## Data in this exercise
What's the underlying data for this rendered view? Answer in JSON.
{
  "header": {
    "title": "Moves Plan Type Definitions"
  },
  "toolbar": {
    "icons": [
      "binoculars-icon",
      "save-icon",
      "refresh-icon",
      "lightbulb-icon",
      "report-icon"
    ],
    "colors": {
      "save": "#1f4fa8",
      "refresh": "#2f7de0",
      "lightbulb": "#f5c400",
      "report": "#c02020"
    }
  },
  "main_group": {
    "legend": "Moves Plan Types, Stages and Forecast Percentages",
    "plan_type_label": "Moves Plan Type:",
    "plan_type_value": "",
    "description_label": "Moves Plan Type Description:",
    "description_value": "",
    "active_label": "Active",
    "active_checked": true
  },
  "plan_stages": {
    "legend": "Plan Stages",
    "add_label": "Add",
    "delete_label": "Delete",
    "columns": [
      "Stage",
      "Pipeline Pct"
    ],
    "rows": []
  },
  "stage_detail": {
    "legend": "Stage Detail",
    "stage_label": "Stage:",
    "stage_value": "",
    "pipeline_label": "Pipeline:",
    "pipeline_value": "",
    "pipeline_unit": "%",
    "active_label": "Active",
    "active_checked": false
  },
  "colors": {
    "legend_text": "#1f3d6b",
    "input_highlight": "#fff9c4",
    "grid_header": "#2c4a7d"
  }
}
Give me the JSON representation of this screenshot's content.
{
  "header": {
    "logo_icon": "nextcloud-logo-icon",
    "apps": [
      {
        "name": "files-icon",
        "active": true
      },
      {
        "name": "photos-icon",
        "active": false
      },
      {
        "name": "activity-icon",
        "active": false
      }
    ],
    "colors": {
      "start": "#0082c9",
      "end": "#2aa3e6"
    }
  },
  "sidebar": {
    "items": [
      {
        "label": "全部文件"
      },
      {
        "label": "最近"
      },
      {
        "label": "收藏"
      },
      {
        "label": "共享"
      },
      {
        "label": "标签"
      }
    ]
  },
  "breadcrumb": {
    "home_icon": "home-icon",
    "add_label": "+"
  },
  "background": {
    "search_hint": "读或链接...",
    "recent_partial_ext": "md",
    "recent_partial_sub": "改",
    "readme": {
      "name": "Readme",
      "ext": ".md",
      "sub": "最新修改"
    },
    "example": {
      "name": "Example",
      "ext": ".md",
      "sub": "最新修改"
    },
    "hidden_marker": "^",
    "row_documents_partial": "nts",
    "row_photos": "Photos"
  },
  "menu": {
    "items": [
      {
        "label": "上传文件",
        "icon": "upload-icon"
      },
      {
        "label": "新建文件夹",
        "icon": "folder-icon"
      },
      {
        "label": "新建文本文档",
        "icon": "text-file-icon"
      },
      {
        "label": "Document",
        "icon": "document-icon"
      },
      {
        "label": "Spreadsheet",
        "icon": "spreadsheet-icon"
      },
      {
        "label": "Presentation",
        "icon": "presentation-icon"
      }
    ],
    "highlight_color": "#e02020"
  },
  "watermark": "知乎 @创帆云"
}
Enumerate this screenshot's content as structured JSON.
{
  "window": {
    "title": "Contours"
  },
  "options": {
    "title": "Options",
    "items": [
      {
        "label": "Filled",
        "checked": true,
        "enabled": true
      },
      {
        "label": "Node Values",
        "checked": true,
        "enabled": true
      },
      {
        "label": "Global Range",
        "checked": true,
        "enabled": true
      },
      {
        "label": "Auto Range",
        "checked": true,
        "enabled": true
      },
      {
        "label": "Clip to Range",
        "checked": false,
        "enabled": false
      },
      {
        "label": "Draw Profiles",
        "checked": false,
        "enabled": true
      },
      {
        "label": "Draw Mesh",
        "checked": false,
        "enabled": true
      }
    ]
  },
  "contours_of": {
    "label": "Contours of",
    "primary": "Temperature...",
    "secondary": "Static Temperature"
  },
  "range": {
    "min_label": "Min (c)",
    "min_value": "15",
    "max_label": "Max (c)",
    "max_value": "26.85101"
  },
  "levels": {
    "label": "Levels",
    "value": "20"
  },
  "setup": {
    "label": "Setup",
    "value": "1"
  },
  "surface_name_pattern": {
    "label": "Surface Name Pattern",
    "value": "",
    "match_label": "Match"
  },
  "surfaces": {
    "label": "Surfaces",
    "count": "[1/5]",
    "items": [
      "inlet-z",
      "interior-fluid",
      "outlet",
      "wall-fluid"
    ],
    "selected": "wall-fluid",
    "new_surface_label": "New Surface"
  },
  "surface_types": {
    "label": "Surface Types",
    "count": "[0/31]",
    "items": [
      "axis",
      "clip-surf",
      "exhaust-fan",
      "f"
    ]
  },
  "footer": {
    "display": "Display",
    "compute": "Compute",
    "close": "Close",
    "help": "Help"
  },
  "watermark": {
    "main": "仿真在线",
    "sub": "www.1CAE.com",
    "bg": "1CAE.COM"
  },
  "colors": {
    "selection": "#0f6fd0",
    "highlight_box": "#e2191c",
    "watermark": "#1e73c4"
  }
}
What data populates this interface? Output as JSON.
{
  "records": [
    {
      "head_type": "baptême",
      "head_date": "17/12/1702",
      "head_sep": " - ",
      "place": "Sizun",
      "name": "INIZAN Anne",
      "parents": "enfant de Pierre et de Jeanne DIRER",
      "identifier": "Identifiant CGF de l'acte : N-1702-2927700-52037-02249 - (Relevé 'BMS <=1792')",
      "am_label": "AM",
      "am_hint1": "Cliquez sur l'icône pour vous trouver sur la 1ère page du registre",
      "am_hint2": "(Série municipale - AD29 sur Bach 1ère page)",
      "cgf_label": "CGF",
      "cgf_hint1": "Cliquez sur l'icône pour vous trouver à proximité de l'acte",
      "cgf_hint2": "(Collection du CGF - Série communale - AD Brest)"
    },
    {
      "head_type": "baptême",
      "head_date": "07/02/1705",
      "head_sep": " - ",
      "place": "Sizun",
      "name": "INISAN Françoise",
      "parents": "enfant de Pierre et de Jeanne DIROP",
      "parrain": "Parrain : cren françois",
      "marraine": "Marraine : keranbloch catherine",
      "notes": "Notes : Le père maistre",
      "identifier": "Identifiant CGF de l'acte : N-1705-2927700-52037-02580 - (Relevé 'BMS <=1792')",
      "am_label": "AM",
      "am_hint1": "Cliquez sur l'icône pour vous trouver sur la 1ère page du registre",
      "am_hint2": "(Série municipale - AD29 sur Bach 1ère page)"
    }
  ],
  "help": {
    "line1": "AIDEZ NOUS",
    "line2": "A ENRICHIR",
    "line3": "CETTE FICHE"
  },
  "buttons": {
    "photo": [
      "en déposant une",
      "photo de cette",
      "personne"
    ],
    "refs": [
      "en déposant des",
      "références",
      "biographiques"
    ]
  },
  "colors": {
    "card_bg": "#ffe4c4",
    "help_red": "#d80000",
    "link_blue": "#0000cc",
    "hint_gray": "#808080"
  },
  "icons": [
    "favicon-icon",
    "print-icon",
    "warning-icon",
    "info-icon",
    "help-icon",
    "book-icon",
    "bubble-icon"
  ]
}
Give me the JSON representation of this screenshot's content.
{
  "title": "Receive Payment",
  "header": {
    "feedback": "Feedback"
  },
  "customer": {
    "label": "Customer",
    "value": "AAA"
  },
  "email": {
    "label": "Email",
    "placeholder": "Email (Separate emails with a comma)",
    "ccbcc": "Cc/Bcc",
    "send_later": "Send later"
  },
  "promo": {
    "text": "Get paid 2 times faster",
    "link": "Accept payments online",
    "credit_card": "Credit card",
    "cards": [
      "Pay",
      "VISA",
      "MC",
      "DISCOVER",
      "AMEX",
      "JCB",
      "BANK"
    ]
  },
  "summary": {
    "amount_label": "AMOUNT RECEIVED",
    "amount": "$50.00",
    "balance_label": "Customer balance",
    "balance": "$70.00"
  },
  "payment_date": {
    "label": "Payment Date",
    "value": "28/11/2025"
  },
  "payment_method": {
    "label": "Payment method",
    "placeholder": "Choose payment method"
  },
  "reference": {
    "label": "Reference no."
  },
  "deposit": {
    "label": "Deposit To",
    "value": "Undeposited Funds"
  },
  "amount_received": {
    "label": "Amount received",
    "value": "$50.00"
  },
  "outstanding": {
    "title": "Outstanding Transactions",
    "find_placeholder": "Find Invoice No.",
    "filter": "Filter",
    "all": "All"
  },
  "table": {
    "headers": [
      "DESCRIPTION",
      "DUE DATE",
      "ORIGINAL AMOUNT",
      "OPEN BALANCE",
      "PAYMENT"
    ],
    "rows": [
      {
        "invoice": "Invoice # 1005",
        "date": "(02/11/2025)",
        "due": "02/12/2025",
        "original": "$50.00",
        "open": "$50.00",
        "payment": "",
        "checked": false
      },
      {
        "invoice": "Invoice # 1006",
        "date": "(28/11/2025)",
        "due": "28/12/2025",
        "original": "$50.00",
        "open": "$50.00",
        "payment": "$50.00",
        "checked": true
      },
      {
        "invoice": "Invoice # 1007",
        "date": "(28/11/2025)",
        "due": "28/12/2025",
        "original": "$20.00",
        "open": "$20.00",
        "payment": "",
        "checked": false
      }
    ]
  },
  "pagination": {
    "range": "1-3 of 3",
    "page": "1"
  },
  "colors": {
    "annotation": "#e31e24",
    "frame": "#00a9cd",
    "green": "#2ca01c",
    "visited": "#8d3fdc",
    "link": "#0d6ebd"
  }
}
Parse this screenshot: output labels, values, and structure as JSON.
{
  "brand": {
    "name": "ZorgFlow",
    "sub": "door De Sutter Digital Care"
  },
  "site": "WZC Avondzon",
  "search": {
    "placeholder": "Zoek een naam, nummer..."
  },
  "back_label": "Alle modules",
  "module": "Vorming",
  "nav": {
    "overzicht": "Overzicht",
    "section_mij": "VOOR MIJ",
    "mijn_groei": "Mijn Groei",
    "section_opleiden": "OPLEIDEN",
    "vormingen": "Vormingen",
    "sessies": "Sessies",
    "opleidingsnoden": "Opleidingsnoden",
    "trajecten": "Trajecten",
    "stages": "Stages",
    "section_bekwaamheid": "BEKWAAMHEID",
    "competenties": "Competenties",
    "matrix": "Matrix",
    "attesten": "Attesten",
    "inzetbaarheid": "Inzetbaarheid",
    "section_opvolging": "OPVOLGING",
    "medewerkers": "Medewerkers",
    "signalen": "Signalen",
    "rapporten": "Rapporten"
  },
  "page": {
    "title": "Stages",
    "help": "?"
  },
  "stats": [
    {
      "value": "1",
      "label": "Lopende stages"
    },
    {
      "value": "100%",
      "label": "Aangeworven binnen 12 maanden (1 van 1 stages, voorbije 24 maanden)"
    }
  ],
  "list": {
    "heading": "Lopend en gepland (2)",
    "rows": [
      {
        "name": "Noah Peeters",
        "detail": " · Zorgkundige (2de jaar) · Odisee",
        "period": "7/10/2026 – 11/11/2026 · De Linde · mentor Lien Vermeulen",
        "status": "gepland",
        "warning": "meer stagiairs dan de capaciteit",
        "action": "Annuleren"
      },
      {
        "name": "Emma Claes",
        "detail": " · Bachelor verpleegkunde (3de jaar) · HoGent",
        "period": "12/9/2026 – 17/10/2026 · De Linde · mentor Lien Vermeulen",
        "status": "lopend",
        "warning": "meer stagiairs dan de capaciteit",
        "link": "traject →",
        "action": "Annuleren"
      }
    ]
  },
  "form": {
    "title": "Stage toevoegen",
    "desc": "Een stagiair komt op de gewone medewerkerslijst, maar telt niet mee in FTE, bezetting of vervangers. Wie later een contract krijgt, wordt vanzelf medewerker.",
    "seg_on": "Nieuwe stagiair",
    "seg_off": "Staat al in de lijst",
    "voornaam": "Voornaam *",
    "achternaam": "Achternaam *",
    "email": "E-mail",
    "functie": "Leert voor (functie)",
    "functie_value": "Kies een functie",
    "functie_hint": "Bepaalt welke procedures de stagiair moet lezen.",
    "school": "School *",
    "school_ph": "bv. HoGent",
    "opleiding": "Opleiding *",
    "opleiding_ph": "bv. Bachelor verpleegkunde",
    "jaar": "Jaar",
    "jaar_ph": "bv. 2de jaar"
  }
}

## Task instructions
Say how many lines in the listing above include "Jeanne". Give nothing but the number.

## Task response
2